### What you should do
Needed from the data below: all lines that contain the word "Maintain".

(Data excerpts)

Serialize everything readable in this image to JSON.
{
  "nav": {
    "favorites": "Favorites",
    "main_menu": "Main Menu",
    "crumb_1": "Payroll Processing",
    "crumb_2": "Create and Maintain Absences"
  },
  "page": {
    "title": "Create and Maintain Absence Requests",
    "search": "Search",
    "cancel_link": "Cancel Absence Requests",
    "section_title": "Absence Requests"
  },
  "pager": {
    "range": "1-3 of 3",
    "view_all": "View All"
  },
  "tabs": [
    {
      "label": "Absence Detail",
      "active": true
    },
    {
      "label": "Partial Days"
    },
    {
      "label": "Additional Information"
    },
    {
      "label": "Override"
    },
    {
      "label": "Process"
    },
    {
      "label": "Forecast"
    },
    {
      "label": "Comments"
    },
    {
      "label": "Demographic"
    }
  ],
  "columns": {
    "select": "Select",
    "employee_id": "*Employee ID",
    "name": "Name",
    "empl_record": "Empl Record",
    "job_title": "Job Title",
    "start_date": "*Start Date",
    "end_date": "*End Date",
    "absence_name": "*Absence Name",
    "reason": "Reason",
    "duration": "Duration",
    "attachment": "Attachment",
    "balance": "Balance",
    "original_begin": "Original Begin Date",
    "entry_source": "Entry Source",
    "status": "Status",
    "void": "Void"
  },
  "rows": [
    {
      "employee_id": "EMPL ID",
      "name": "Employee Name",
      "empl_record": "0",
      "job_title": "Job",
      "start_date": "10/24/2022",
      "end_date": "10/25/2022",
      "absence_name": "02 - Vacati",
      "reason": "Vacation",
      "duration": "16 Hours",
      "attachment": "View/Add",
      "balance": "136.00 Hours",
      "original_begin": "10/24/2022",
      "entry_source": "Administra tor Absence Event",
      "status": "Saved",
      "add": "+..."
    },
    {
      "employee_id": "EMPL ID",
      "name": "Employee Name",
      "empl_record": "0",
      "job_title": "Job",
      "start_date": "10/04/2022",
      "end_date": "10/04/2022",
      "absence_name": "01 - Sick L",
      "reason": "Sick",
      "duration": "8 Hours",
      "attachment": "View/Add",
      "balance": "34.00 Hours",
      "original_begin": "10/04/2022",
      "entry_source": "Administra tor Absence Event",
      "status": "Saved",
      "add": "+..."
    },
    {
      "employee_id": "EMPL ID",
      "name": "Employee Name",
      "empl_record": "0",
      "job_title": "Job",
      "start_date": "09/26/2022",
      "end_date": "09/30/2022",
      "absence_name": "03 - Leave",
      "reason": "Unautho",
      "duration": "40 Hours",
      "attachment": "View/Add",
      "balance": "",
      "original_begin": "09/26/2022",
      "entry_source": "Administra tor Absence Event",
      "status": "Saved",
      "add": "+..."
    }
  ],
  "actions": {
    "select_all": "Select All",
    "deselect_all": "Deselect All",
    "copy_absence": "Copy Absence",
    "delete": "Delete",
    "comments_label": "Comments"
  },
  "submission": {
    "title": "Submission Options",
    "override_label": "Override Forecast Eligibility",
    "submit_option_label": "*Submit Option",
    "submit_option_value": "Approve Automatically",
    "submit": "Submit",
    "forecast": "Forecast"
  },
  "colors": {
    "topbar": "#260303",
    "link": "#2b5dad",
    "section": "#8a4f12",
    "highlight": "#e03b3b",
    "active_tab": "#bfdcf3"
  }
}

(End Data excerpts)

### Solution for this exercise
    "crumb_2": "Create and Maintain Absences"
    "title": "Create and Maintain Absence Requests",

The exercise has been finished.